N2.2bn trial: Fayose returns, battles EFCC over substitution of witness


Former Governor Ayodele Fayose of Ekiti State may have returned to public space after long period of latent holidays. The former Ekiti Governor returned to the public space challenging the Economic and Financial Crimes Commission (EFCC) on the substitution of witness for his trial on allegation of N2.2 billion fraud, which include a firm, Spotless Investment Limited. The EFCC appears to be searching for witnesses that will make testimonies before the court to reflect their charges in order to indict Fayose. Thus, the commission sought to substitute an initial witness who in his statement did not indict the former Ekiti Governor on the allegations against him, making it difficult for EFCC to prove its case.

EFCC is seeking to replacement an earlier witness, Adewale Aladegbola,  a bullion van driver with Zenith Bank, Ado-Ekiti branch, with Johnson Abidakun, Head of Operations, Zenith Bank, Ado-Ekiti branch, to testify in the trial of former Governor Fayose which was transferred to Justice Chukwujekwu Aneke, from Justice Mojisola Olatoregun (rtd.). Aladegbola had already testified in the suit when presided by Justice Olatoregun.

EFCC prosecuting counsel, Rotimi Jacobs SAN, was of the view that the commission is at liberty to replace Aladegbola with Abidakun as the case is fresh before Justice Chukwujekwu Aneke, having been transferred from Justice Mojisola Olatoregun (rtd.). EFCC was dissatisfied that the testimony of  the bullion van driver in court was different from the statement he wrote at the EFCC office during investigation.

Jacobs had alleged that Fayose had gone behind to compromise the witness by threatening him. He argued that EFCC sought to replace Aladegbola with Abidakun because of the inconsistency of the first witness.

The defence counsel, Ola Olanipekun SAN, and Olalekan Ojo SAN, argued to the contrary that the prosecution’s intention is an abuse of court processes.

In an interlocutory application on Thursday, Ojo had described the prosecution’s substitution as “unfair, oppressive and unconscionable.”

Ojo argued: “A prosecuting agency, anywhere in the world, should not be playing hide and seek.

“One witness has come to testify and because you are not pleased with what he said, you want to replace him. It is an abuse of court processes.”

Adebisi Adeniyi, who stood in for the lead prosecuting counsel, Jacobs, argued that the application by the defence counsel is to waste the time of court.
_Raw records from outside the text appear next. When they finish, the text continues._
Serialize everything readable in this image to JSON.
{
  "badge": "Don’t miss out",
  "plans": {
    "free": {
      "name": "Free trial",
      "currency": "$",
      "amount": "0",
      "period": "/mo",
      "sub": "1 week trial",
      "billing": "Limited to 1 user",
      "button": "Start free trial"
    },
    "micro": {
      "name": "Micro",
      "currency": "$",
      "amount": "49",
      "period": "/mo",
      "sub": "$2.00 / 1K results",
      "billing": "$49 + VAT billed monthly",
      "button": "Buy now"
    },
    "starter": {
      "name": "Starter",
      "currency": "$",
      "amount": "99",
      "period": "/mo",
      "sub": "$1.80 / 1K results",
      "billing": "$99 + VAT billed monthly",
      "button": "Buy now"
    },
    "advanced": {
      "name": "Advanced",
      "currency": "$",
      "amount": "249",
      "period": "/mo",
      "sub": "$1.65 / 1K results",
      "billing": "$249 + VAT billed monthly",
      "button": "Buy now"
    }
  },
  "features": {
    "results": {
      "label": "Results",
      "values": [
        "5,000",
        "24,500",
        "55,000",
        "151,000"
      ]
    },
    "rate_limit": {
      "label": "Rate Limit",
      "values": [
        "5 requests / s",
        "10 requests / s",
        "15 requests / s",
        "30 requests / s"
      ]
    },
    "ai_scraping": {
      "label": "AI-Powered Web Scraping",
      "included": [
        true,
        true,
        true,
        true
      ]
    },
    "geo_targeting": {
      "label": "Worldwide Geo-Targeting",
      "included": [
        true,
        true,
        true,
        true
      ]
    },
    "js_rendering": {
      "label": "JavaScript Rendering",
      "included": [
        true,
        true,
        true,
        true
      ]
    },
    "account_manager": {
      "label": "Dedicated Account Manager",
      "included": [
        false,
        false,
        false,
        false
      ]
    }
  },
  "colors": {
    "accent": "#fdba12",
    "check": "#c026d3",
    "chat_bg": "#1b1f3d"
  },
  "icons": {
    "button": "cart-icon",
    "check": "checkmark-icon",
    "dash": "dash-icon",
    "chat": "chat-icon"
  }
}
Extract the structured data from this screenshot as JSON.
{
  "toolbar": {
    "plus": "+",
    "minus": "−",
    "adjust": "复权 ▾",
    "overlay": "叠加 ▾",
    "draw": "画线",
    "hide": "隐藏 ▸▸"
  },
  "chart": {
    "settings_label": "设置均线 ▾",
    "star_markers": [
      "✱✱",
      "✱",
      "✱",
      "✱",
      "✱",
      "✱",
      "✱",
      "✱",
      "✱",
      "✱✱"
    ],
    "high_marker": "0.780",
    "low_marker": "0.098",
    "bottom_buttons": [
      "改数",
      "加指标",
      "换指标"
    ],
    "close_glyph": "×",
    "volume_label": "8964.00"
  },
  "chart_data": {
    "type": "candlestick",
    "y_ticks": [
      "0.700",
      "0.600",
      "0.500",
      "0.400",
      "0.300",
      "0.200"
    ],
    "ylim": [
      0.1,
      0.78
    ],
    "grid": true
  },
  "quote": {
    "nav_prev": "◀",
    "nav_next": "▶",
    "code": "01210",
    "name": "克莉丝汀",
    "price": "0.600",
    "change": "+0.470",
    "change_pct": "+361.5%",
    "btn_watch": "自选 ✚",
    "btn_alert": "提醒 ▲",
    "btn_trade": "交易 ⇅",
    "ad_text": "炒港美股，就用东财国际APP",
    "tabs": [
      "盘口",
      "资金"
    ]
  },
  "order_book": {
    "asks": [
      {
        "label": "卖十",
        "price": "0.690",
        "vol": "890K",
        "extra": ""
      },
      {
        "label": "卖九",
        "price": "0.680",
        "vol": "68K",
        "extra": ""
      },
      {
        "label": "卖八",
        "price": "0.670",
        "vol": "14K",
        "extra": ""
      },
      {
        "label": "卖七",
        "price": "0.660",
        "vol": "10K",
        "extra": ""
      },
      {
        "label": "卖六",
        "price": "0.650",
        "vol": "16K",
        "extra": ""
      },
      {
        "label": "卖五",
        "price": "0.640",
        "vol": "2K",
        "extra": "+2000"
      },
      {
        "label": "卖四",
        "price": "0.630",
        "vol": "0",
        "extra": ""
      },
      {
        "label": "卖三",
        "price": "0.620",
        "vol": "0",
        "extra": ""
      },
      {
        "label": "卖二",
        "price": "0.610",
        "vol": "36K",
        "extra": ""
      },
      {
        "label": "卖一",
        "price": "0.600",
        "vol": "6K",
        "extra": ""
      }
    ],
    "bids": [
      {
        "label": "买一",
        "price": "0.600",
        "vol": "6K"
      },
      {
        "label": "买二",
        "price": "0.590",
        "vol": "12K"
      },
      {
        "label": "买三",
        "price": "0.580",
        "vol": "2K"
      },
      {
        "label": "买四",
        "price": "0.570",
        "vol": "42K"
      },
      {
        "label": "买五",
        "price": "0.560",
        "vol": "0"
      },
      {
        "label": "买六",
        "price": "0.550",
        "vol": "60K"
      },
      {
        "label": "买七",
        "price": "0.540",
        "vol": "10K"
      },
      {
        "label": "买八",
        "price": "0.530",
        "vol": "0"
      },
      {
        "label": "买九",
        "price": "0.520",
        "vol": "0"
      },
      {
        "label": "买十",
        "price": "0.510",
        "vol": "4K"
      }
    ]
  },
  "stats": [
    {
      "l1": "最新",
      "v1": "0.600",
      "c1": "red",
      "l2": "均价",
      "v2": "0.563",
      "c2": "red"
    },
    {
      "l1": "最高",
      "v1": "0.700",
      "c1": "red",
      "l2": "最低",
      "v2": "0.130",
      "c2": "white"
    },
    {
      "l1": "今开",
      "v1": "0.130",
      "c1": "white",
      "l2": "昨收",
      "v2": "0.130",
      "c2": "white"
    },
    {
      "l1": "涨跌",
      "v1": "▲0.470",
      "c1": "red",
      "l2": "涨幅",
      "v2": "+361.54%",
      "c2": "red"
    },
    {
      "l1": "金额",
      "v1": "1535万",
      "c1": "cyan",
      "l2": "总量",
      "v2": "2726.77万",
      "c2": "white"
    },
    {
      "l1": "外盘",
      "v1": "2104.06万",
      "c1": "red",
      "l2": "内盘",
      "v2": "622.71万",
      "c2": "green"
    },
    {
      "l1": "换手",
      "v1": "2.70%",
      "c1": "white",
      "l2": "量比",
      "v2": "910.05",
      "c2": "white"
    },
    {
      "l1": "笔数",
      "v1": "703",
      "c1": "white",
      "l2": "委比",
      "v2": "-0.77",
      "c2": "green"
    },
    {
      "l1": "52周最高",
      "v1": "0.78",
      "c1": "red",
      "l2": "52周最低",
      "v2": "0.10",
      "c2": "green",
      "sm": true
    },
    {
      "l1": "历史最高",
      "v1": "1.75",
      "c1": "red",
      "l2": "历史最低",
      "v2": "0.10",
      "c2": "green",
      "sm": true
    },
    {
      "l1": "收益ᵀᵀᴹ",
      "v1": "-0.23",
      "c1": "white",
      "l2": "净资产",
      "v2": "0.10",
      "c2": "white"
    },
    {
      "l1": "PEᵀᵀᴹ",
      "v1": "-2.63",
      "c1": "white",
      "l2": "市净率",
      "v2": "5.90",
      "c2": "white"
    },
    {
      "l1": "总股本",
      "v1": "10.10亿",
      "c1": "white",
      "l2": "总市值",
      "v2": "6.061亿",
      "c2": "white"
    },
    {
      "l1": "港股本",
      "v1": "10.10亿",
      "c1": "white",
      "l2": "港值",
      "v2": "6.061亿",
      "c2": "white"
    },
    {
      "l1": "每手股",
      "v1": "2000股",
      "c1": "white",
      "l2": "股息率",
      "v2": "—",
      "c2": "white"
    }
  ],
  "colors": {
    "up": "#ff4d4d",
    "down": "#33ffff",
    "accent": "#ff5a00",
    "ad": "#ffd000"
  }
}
He appealed to Justice Aneke to dismiss the application and award substantial cost against the defence.

Adeniyi argued that since the case is starting afresh before Justice Aneke, everything that happened before Justice Olatoregun, including the testimony of the bullion van driver, had become useless.
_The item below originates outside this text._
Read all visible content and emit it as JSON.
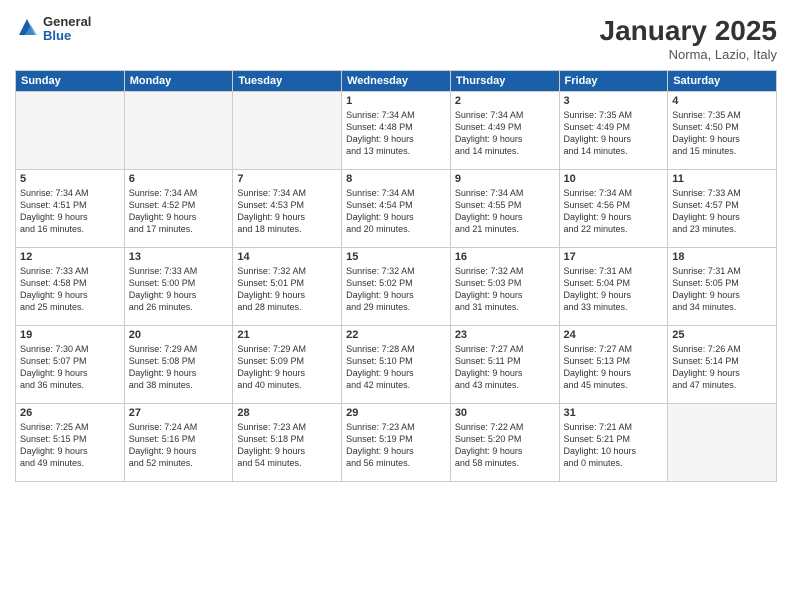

Justice Aneke, thereafter, adjourned the case to February 17 when the court will deliver judgment whether EFCC can substitute witness Johnson Abidakun, the Head of Operations, Zenith Bank, Ado-Ekiti branch, with the bullion van driver to testify in the trial.

Meanwhile, EFCC in the suit alleged: You, Fayose, on June 17, 2014, “took possession of the sum of N1, 219, 000,000 to fund your 2014 gubernatorial campaign in Ekiti State, which he reasonably ought to have known formed part of the proceeds of an unlawful act, to wit: criminal breach of trust/stealing.”
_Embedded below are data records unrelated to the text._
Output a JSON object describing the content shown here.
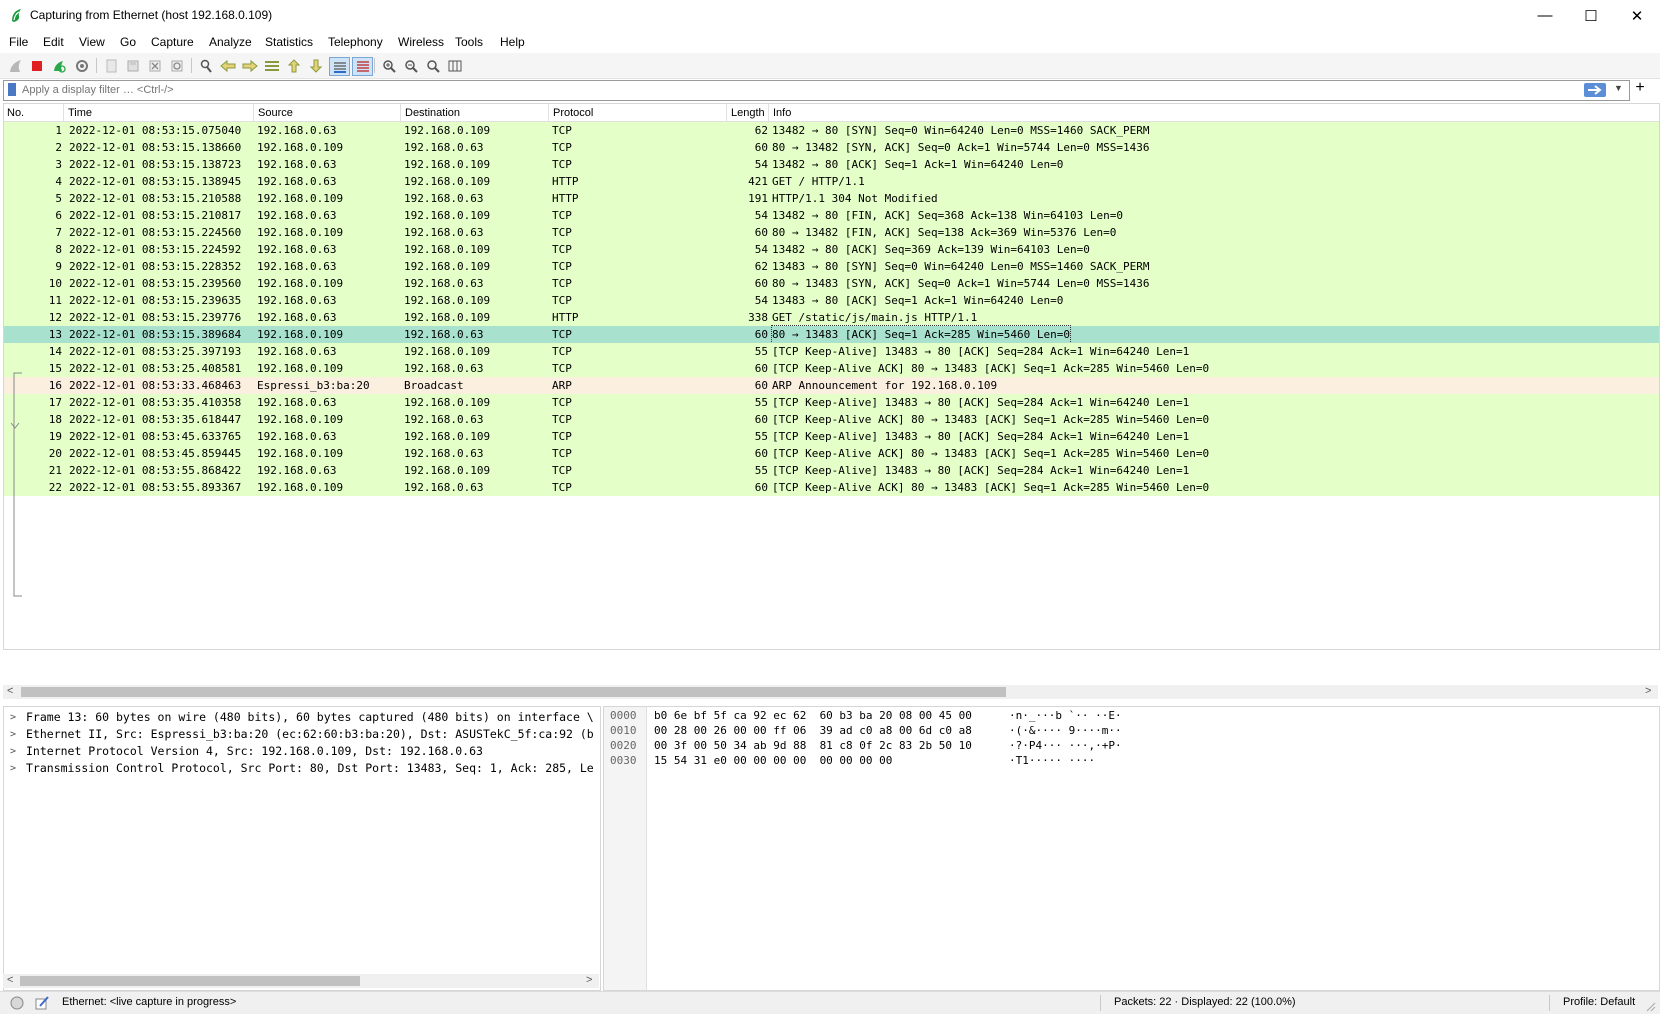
{
  "window": {
    "title": "Capturing from Ethernet (host 192.168.0.109)",
    "buttons": [
      "—",
      "☐",
      "✕"
    ]
  },
  "menu": [
    "File",
    "Edit",
    "View",
    "Go",
    "Capture",
    "Analyze",
    "Statistics",
    "Telephony",
    "Wireless",
    "Tools",
    "Help"
  ],
  "toolbar_icons": [
    "shark-fin-icon",
    "stop-icon",
    "restart-icon",
    "options-gear-icon",
    "open-file-icon",
    "save-file-icon",
    "close-file-icon",
    "reload-icon",
    "find-icon",
    "go-back-icon",
    "go-forward-icon",
    "go-to-packet-icon",
    "first-packet-icon",
    "last-packet-icon",
    "autoscroll-icon",
    "colorize-icon",
    "zoom-in-icon",
    "zoom-out-icon",
    "normal-size-icon",
    "resize-columns-icon"
  ],
  "filter": {
    "placeholder": "Apply a display filter … <Ctrl-/>",
    "value": ""
  },
  "columns": [
    "No.",
    "Time",
    "Source",
    "Destination",
    "Protocol",
    "Length",
    "Info"
  ],
  "colors": {
    "tcp": "#e4ffc7",
    "arp": "#fbefdf",
    "selected": "#a8e2cf"
  },
  "packets": [
    {
      "no": "1",
      "time": "2022-12-01 08:53:15.075040",
      "src": "192.168.0.63",
      "dst": "192.168.0.109",
      "proto": "TCP",
      "len": "62",
      "info": "13482 → 80 [SYN] Seq=0 Win=64240 Len=0 MSS=1460 SACK_PERM"
    },
    {
      "no": "2",
      "time": "2022-12-01 08:53:15.138660",
      "src": "192.168.0.109",
      "dst": "192.168.0.63",
      "proto": "TCP",
      "len": "60",
      "info": "80 → 13482 [SYN, ACK] Seq=0 Ack=1 Win=5744 Len=0 MSS=1436"
    },
    {
      "no": "3",
      "time": "2022-12-01 08:53:15.138723",
      "src": "192.168.0.63",
      "dst": "192.168.0.109",
      "proto": "TCP",
      "len": "54",
      "info": "13482 → 80 [ACK] Seq=1 Ack=1 Win=64240 Len=0"
    },
    {
      "no": "4",
      "time": "2022-12-01 08:53:15.138945",
      "src": "192.168.0.63",
      "dst": "192.168.0.109",
      "proto": "HTTP",
      "len": "421",
      "info": "GET / HTTP/1.1"
    },
    {
      "no": "5",
      "time": "2022-12-01 08:53:15.210588",
      "src": "192.168.0.109",
      "dst": "192.168.0.63",
      "proto": "HTTP",
      "len": "191",
      "info": "HTTP/1.1 304 Not Modified"
    },
    {
      "no": "6",
      "time": "2022-12-01 08:53:15.210817",
      "src": "192.168.0.63",
      "dst": "192.168.0.109",
      "proto": "TCP",
      "len": "54",
      "info": "13482 → 80 [FIN, ACK] Seq=368 Ack=138 Win=64103 Len=0"
    },
    {
      "no": "7",
      "time": "2022-12-01 08:53:15.224560",
      "src": "192.168.0.109",
      "dst": "192.168.0.63",
      "proto": "TCP",
      "len": "60",
      "info": "80 → 13482 [FIN, ACK] Seq=138 Ack=369 Win=5376 Len=0"
    },
    {
      "no": "8",
      "time": "2022-12-01 08:53:15.224592",
      "src": "192.168.0.63",
      "dst": "192.168.0.109",
      "proto": "TCP",
      "len": "54",
      "info": "13482 → 80 [ACK] Seq=369 Ack=139 Win=64103 Len=0"
    },
    {
      "no": "9",
      "time": "2022-12-01 08:53:15.228352",
      "src": "192.168.0.63",
      "dst": "192.168.0.109",
      "proto": "TCP",
      "len": "62",
      "info": "13483 → 80 [SYN] Seq=0 Win=64240 Len=0 MSS=1460 SACK_PERM"
    },
    {
      "no": "10",
      "time": "2022-12-01 08:53:15.239560",
      "src": "192.168.0.109",
      "dst": "192.168.0.63",
      "proto": "TCP",
      "len": "60",
      "info": "80 → 13483 [SYN, ACK] Seq=0 Ack=1 Win=5744 Len=0 MSS=1436"
    },
    {
      "no": "11",
      "time": "2022-12-01 08:53:15.239635",
      "src": "192.168.0.63",
      "dst": "192.168.0.109",
      "proto": "TCP",
      "len": "54",
      "info": "13483 → 80 [ACK] Seq=1 Ack=1 Win=64240 Len=0"
    },
    {
      "no": "12",
      "time": "2022-12-01 08:53:15.239776",
      "src": "192.168.0.63",
      "dst": "192.168.0.109",
      "proto": "HTTP",
      "len": "338",
      "info": "GET /static/js/main.js HTTP/1.1"
    },
    {
      "no": "13",
      "time": "2022-12-01 08:53:15.389684",
      "src": "192.168.0.109",
      "dst": "192.168.0.63",
      "proto": "TCP",
      "len": "60",
      "info": "80 → 13483 [ACK] Seq=1 Ack=285 Win=5460 Len=0",
      "selected": true
    },
    {
      "no": "14",
      "time": "2022-12-01 08:53:25.397193",
      "src": "192.168.0.63",
      "dst": "192.168.0.109",
      "proto": "TCP",
      "len": "55",
      "info": "[TCP Keep-Alive] 13483 → 80 [ACK] Seq=284 Ack=1 Win=64240 Len=1"
    },
    {
      "no": "15",
      "time": "2022-12-01 08:53:25.408581",
      "src": "192.168.0.109",
      "dst": "192.168.0.63",
      "proto": "TCP",
      "len": "60",
      "info": "[TCP Keep-Alive ACK] 80 → 13483 [ACK] Seq=1 Ack=285 Win=5460 Len=0"
    },
    {
      "no": "16",
      "time": "2022-12-01 08:53:33.468463",
      "src": "Espressi_b3:ba:20",
      "dst": "Broadcast",
      "proto": "ARP",
      "len": "60",
      "info": "ARP Announcement for 192.168.0.109"
    },
    {
      "no": "17",
      "time": "2022-12-01 08:53:35.410358",
      "src": "192.168.0.63",
      "dst": "192.168.0.109",
      "proto": "TCP",
      "len": "55",
      "info": "[TCP Keep-Alive] 13483 → 80 [ACK] Seq=284 Ack=1 Win=64240 Len=1"
    },
    {
      "no": "18",
      "time": "2022-12-01 08:53:35.618447",
      "src": "192.168.0.109",
      "dst": "192.168.0.63",
      "proto": "TCP",
      "len": "60",
      "info": "[TCP Keep-Alive ACK] 80 → 13483 [ACK] Seq=1 Ack=285 Win=5460 Len=0"
    },
    {
      "no": "19",
      "time": "2022-12-01 08:53:45.633765",
      "src": "192.168.0.63",
      "dst": "192.168.0.109",
      "proto": "TCP",
      "len": "55",
      "info": "[TCP Keep-Alive] 13483 → 80 [ACK] Seq=284 Ack=1 Win=64240 Len=1"
    },
    {
      "no": "20",
      "time": "2022-12-01 08:53:45.859445",
      "src": "192.168.0.109",
      "dst": "192.168.0.63",
      "proto": "TCP",
      "len": "60",
      "info": "[TCP Keep-Alive ACK] 80 → 13483 [ACK] Seq=1 Ack=285 Win=5460 Len=0"
    },
    {
      "no": "21",
      "time": "2022-12-01 08:53:55.868422",
      "src": "192.168.0.63",
      "dst": "192.168.0.109",
      "proto": "TCP",
      "len": "55",
      "info": "[TCP Keep-Alive] 13483 → 80 [ACK] Seq=284 Ack=1 Win=64240 Len=1"
    },
    {
      "no": "22",
      "time": "2022-12-01 08:53:55.893367",
      "src": "192.168.0.109",
      "dst": "192.168.0.63",
      "proto": "TCP",
      "len": "60",
      "info": "[TCP Keep-Alive ACK] 80 → 13483 [ACK] Seq=1 Ack=285 Win=5460 Len=0"
    }
  ],
  "details": [
    "Frame 13: 60 bytes on wire (480 bits), 60 bytes captured (480 bits) on interface \\",
    "Ethernet II, Src: Espressi_b3:ba:20 (ec:62:60:b3:ba:20), Dst: ASUSTekC_5f:ca:92 (b",
    "Internet Protocol Version 4, Src: 192.168.0.109, Dst: 192.168.0.63",
    "Transmission Control Protocol, Src Port: 80, Dst Port: 13483, Seq: 1, Ack: 285, Le"
  ],
  "hex": [
    {
      "off": "0000",
      "hex": "b0 6e bf 5f ca 92 ec 62  60 b3 ba 20 08 00 45 00",
      "ascii": "·n·_···b `·· ··E·"
    },
    {
      "off": "0010",
      "hex": "00 28 00 26 00 00 ff 06  39 ad c0 a8 00 6d c0 a8",
      "ascii": "·(·&···· 9····m··"
    },
    {
      "off": "0020",
      "hex": "00 3f 00 50 34 ab 9d 88  81 c8 0f 2c 83 2b 50 10",
      "ascii": "·?·P4··· ···,·+P·"
    },
    {
      "off": "0030",
      "hex": "15 54 31 e0 00 00 00 00  00 00 00 00",
      "ascii": "·T1····· ····"
    }
  ],
  "status": {
    "interface": "Ethernet: <live capture in progress>",
    "packets": "Packets: 22 · Displayed: 22 (100.0%)",
    "profile": "Profile: Default"
  }
}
EFCC also accused former Governor Fayose to have on the same day “received a cash payment of $5,000,000 from Senator Musiliu Obanikoro, then Minister of State for Defence, which sum exceeded the amount authorised by law and you thereby committed an offence contrary to sections 1 and 16(d) of the Money Laundering (Prohibition) Act, 2011 (as amended) and punishable under Section 16 (2)(b) of the same Act.”

Fayose and Spotless Investment Limited already  pleaded not guilty.